Dataset excerpts
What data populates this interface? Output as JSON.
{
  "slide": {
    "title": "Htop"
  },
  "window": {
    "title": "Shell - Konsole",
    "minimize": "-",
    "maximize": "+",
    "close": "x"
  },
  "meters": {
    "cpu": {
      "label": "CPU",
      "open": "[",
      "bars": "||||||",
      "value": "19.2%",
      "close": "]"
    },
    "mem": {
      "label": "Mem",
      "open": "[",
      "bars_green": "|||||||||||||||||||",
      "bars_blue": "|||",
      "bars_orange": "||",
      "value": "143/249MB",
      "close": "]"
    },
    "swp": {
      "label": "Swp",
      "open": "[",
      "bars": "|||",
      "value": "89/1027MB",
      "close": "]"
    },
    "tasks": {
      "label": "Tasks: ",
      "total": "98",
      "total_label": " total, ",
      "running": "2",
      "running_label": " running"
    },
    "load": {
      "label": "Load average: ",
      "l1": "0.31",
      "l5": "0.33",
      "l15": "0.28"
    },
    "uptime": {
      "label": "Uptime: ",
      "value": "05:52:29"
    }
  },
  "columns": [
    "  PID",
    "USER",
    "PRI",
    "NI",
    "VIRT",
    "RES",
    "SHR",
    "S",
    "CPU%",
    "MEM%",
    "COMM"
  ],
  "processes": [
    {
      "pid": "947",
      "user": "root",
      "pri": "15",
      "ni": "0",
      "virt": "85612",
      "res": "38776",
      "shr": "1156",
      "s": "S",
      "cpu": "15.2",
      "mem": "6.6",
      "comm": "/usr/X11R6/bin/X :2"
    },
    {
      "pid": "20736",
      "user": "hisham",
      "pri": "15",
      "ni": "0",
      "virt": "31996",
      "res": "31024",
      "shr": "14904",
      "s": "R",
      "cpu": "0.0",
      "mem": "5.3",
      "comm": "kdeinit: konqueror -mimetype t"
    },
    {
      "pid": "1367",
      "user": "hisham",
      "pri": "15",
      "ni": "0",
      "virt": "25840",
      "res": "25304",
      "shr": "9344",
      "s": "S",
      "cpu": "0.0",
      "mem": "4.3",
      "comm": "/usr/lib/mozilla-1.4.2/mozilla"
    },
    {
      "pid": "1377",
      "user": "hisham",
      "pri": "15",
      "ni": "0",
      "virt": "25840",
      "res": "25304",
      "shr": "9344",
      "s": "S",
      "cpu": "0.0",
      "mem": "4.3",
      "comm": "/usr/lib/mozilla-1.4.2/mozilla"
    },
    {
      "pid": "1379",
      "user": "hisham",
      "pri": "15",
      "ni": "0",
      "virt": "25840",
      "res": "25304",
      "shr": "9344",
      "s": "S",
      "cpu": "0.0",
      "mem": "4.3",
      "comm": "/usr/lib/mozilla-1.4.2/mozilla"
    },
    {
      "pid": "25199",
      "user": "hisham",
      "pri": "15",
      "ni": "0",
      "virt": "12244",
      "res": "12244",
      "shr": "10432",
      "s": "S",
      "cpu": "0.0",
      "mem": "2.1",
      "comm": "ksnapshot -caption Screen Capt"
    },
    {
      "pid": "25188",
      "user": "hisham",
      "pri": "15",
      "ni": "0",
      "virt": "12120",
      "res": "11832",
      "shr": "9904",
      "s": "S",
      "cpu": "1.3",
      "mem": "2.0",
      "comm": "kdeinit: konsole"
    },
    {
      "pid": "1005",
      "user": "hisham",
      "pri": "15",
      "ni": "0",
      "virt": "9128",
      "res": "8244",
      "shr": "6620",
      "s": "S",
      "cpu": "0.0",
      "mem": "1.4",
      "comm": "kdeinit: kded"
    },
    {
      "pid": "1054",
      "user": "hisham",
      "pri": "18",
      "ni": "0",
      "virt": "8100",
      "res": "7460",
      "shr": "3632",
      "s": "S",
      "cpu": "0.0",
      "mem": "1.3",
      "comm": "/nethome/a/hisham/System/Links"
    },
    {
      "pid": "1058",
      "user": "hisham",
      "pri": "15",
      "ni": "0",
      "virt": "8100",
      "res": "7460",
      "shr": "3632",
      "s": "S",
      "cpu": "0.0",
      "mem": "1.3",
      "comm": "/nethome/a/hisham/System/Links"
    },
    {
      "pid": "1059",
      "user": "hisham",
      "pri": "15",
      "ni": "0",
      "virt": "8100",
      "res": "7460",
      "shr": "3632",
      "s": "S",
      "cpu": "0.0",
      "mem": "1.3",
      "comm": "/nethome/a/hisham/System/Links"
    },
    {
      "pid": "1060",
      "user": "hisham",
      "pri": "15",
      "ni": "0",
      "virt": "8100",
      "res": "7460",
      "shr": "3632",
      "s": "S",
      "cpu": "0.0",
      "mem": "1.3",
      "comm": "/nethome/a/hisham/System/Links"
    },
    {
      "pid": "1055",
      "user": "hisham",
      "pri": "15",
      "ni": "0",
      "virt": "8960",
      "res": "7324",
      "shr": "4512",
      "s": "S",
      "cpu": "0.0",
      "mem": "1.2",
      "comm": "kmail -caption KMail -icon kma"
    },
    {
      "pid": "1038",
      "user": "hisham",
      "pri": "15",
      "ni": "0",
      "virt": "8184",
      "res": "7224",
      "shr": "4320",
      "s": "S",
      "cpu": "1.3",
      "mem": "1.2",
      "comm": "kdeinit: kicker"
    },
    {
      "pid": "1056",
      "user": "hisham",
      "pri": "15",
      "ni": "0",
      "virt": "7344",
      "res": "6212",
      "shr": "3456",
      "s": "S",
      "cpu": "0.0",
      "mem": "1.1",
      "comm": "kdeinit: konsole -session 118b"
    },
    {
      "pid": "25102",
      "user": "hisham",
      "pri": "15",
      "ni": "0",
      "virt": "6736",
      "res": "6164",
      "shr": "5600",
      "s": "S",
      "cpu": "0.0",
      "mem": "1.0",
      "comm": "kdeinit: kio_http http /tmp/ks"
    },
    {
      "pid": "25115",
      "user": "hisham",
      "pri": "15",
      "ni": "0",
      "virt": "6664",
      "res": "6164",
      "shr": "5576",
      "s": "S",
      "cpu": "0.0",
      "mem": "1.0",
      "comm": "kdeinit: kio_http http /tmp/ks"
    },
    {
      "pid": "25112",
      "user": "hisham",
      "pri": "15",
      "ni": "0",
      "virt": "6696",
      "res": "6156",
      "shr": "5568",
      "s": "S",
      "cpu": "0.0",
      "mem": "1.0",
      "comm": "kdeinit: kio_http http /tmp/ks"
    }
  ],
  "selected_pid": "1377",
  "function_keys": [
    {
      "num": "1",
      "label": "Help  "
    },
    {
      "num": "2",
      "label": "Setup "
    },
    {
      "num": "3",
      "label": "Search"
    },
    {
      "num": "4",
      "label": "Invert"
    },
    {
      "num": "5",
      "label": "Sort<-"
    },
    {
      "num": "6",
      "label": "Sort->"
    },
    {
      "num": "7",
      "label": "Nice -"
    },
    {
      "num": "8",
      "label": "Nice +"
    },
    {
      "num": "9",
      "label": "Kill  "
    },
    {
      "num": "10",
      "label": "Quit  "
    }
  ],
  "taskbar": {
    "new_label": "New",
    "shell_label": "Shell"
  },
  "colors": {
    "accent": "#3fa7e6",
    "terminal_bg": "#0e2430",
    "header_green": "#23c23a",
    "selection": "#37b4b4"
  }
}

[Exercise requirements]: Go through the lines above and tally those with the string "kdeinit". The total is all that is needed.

[Answer space]: 8